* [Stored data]
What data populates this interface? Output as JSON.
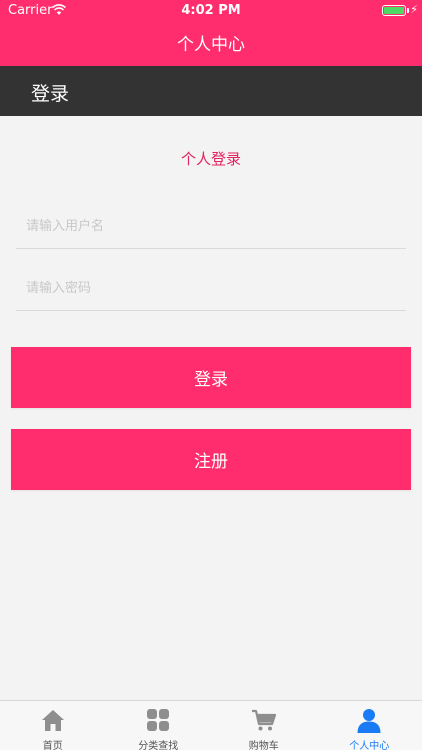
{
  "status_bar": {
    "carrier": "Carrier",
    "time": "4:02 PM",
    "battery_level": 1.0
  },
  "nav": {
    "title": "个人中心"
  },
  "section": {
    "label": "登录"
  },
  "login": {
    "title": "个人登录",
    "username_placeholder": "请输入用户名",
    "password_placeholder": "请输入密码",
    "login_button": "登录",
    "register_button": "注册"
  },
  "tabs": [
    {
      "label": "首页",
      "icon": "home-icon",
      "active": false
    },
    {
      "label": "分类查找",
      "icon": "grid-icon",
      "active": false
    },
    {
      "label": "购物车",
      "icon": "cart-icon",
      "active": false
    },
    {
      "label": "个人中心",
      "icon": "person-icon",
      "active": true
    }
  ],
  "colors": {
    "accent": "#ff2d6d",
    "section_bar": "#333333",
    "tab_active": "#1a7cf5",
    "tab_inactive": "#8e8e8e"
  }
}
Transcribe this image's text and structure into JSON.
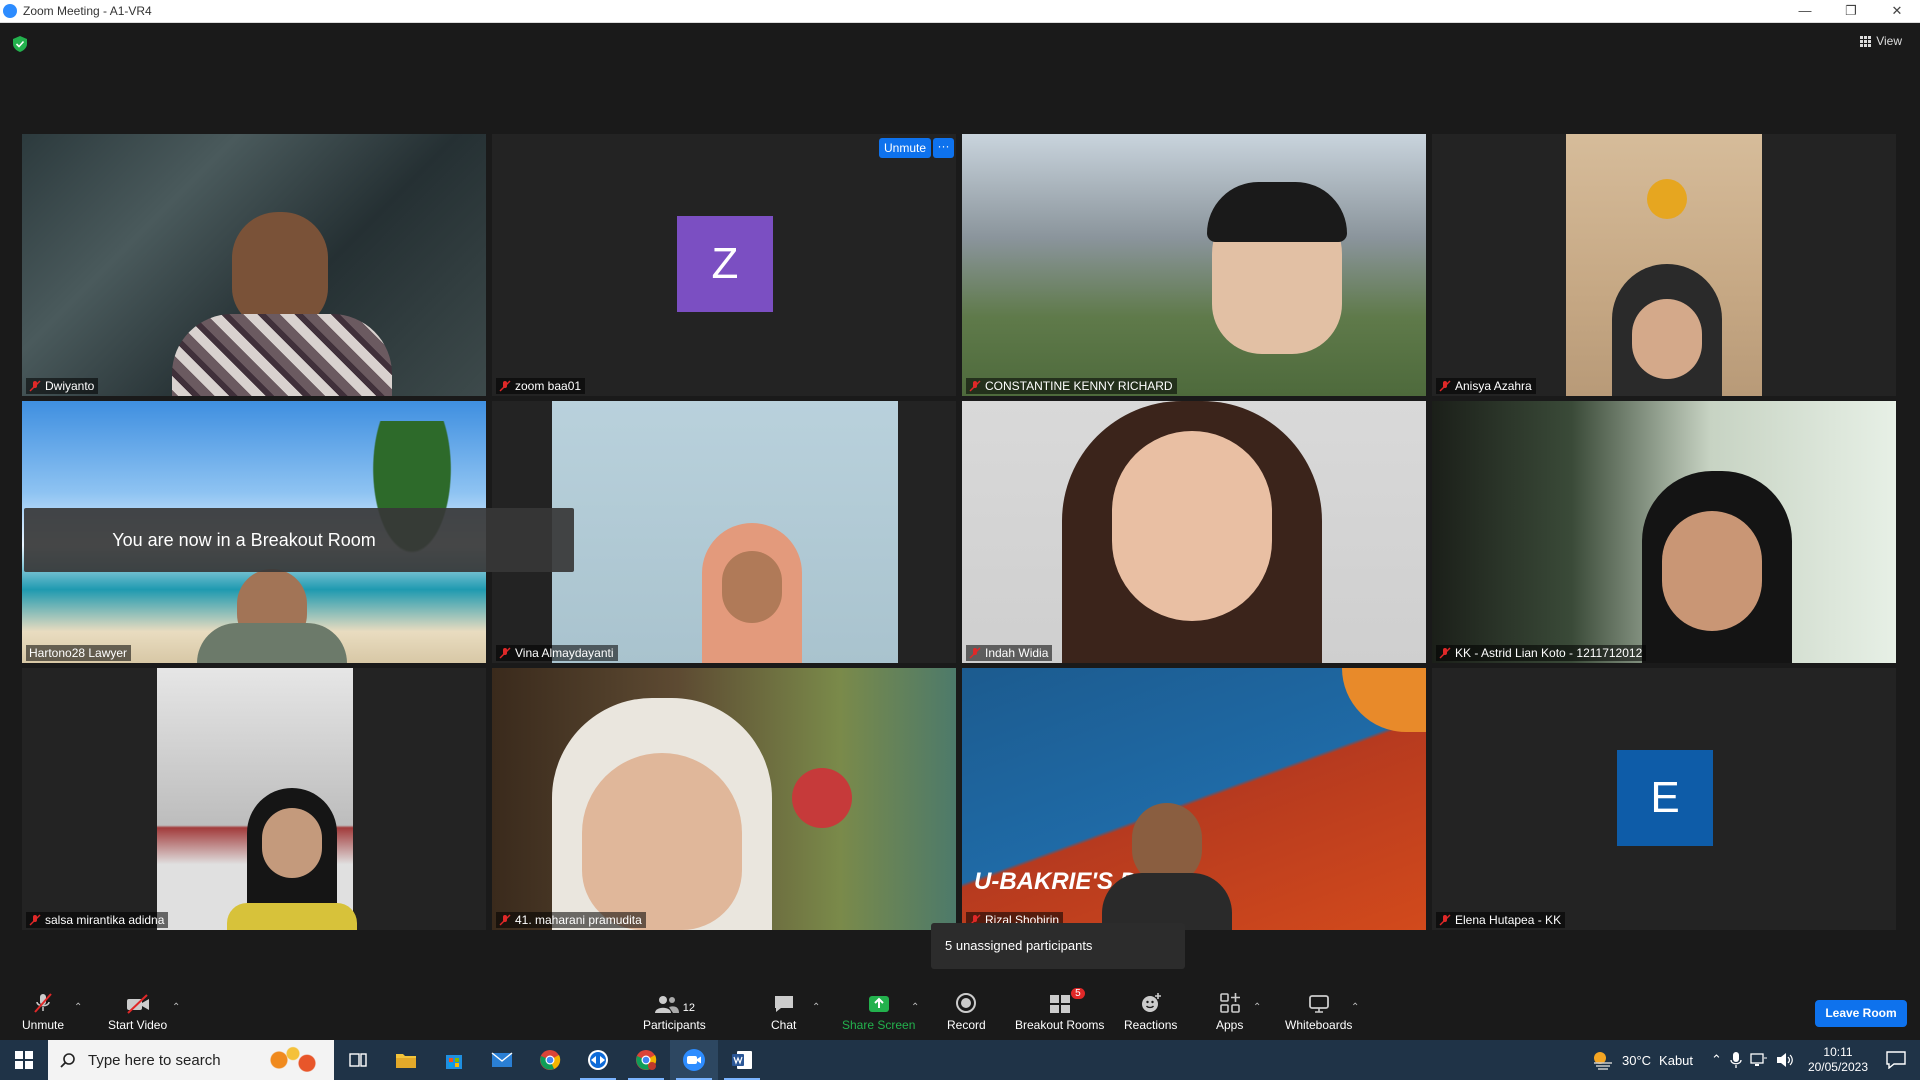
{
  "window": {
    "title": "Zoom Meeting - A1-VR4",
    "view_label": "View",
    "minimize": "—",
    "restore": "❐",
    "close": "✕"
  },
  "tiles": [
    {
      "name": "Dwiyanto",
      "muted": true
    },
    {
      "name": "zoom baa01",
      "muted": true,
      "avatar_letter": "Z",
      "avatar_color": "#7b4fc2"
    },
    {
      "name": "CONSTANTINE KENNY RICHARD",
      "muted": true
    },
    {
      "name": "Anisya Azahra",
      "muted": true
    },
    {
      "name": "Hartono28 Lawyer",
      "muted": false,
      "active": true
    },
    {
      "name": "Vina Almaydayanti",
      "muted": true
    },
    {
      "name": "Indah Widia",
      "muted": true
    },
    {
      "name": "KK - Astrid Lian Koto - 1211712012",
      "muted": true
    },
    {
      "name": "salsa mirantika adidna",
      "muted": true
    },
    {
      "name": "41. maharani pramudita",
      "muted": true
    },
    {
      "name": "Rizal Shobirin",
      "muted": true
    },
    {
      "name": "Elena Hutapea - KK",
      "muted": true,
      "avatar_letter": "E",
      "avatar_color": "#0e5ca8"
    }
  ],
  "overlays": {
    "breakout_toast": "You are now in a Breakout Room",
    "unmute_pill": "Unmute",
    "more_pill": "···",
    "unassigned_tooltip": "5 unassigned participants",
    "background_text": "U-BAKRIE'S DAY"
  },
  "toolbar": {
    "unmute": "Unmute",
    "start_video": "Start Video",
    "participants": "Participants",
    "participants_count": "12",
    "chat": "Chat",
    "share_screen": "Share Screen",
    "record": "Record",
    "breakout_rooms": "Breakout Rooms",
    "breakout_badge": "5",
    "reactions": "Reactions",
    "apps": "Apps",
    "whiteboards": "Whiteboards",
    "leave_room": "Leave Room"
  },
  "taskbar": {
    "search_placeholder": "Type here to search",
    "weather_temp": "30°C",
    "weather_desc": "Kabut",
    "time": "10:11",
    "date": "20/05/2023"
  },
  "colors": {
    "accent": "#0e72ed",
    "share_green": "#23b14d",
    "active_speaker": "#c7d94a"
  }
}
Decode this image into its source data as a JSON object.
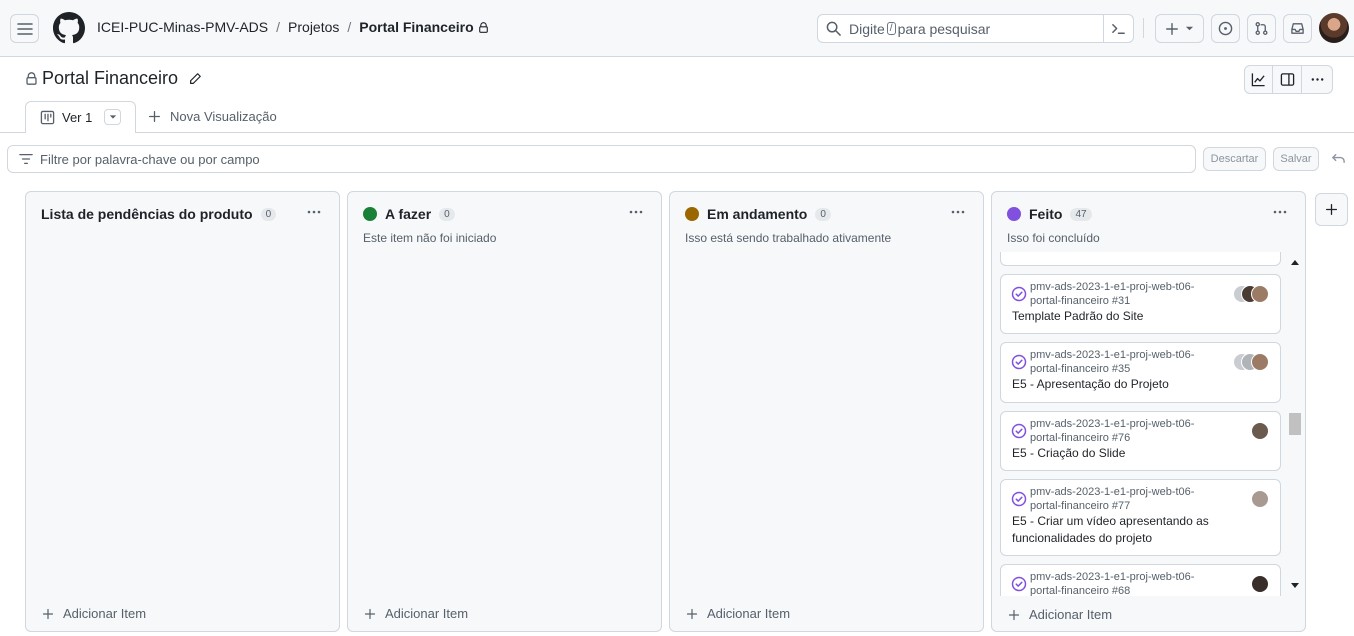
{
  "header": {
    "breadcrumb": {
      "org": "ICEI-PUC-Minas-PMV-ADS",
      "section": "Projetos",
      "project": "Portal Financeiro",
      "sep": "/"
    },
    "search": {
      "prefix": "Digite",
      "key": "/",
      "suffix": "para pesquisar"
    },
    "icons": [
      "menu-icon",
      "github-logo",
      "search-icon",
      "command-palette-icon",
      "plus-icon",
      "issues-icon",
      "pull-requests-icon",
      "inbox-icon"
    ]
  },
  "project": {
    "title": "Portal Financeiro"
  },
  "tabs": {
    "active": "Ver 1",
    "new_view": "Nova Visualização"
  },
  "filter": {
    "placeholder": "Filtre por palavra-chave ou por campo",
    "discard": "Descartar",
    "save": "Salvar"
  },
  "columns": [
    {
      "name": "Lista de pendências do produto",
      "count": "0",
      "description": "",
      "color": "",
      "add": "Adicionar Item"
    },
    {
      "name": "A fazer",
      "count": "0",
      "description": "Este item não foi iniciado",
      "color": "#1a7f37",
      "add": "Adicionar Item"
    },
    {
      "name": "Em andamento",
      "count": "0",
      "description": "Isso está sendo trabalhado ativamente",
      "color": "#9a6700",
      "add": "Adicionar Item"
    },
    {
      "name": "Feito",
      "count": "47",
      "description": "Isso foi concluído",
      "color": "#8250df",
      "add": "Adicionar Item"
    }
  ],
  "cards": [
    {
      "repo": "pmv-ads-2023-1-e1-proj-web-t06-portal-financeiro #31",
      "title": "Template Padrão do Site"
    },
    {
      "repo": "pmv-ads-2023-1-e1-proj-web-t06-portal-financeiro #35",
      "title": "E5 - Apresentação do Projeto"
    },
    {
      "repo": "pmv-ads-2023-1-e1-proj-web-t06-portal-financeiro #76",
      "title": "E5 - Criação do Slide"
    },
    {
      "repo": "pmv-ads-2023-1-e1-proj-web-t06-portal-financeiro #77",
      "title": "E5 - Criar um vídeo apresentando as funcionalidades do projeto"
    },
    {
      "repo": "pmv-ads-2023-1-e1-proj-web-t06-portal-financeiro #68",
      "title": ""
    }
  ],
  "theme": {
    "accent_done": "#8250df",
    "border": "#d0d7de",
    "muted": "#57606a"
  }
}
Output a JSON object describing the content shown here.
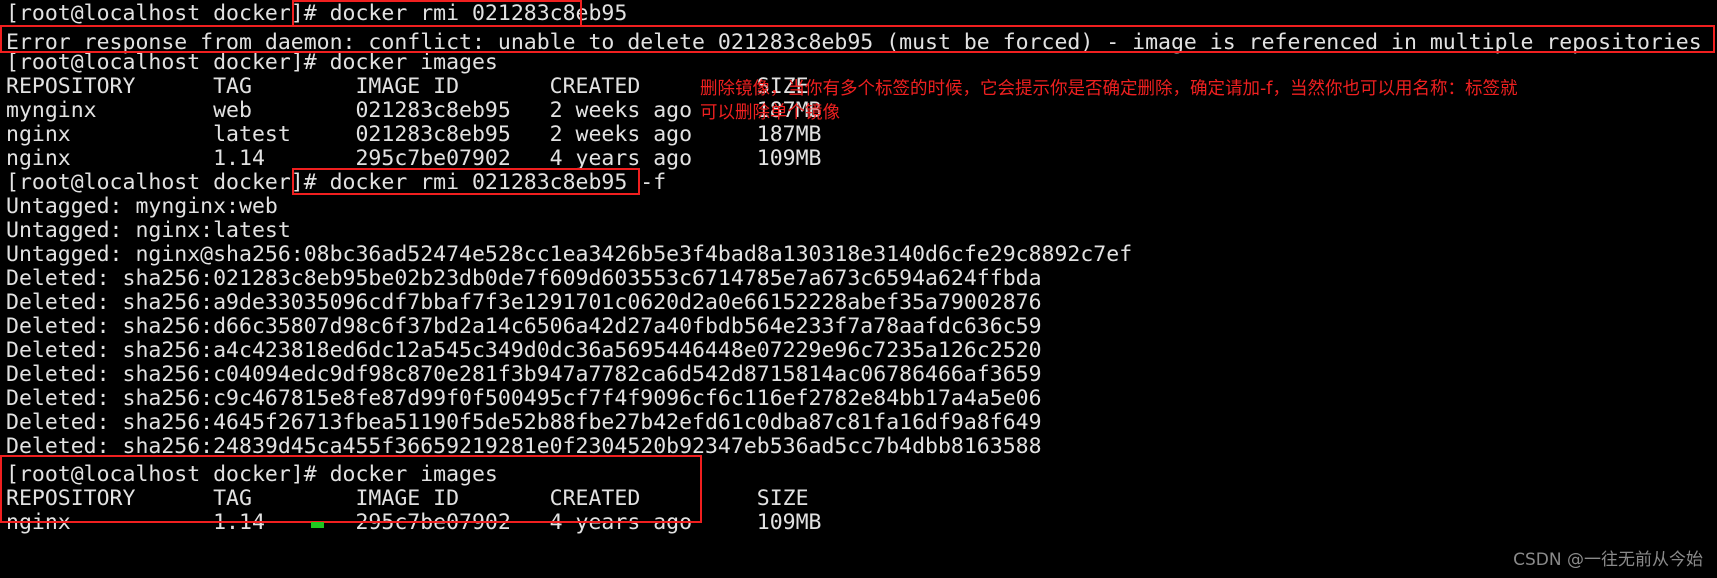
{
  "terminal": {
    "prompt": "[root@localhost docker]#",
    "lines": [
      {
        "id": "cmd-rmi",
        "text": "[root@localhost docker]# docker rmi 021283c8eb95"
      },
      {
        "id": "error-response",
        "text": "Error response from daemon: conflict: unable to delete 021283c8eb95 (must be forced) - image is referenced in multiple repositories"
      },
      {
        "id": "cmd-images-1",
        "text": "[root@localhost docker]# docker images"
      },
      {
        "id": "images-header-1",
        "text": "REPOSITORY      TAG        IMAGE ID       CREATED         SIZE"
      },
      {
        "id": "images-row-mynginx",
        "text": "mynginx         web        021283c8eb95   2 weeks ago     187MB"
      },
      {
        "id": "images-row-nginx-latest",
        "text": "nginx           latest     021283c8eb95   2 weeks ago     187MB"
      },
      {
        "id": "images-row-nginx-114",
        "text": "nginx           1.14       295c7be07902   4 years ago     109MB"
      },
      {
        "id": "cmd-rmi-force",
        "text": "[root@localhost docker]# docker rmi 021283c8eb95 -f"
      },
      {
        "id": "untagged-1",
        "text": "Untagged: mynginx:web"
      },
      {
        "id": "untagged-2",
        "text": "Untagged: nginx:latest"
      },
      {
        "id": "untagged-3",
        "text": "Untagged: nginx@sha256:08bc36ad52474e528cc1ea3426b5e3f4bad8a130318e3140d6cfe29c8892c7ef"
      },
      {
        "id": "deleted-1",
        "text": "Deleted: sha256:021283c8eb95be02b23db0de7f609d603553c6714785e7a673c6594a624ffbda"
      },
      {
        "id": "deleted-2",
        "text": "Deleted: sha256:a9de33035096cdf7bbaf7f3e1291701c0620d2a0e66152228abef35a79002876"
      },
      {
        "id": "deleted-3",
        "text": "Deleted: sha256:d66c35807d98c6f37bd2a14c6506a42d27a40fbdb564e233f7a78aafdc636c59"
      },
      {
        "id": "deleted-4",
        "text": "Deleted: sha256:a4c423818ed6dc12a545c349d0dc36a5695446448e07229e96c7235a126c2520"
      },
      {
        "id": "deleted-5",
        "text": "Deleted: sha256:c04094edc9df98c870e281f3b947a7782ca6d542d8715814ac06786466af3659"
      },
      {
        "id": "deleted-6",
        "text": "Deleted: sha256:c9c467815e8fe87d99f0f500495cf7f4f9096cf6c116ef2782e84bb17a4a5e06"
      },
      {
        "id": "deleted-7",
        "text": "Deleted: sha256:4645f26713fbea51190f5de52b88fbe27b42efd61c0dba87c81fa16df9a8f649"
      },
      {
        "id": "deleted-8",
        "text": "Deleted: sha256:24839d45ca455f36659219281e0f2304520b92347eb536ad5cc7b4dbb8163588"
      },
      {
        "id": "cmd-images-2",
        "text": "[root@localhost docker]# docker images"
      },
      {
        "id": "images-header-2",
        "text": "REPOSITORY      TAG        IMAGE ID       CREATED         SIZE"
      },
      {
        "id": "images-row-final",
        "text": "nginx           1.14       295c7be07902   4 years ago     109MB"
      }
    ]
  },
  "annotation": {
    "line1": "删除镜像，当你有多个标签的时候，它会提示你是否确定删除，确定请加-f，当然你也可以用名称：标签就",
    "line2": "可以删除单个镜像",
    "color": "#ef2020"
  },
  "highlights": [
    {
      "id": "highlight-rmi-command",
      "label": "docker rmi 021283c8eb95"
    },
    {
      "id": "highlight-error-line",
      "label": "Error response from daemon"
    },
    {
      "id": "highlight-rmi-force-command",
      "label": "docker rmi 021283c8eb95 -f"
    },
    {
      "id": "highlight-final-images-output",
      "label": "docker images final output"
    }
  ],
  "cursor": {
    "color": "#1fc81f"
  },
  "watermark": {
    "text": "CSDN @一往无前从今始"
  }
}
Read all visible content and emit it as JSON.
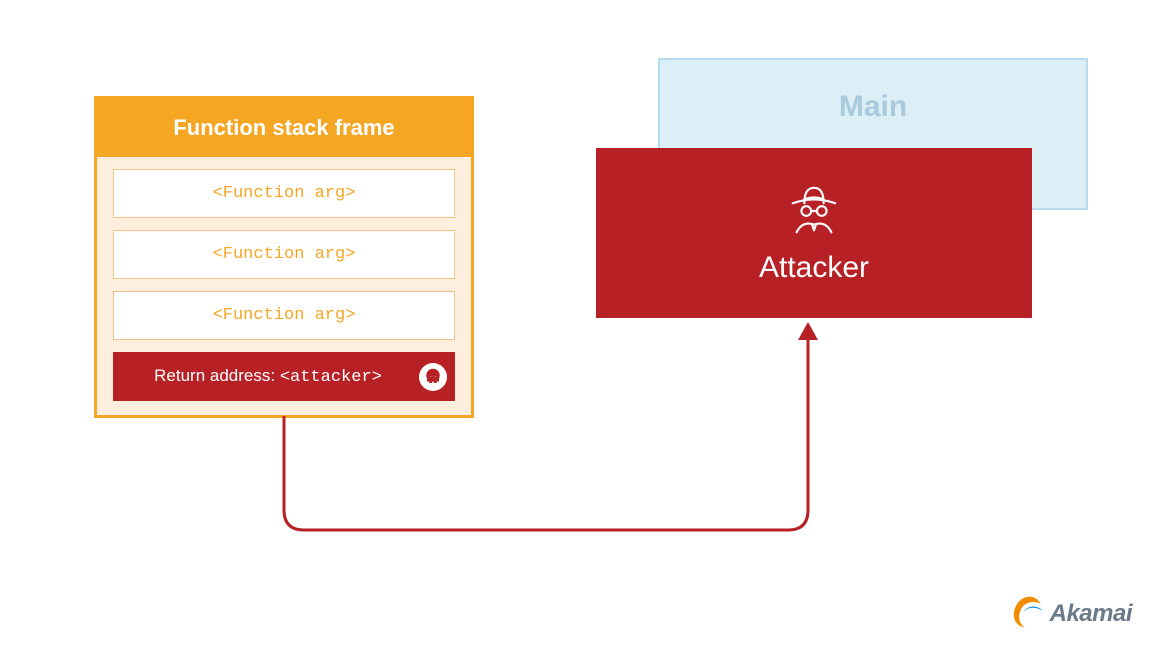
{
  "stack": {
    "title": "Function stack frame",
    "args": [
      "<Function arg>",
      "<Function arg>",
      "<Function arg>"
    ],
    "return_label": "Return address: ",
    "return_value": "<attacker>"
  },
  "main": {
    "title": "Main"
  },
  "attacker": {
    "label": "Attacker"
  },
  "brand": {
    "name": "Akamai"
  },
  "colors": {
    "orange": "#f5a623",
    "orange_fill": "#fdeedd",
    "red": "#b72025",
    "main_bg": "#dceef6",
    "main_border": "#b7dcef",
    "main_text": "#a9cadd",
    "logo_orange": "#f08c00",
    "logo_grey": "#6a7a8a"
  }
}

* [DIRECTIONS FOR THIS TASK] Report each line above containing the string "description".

* [EXERCISE SOLUTION]
      "description": "",
      "description": "Este item não foi iniciado",
      "description": "Isso está sendo trabalhado ativamente",
      "description": "Isso foi concluído",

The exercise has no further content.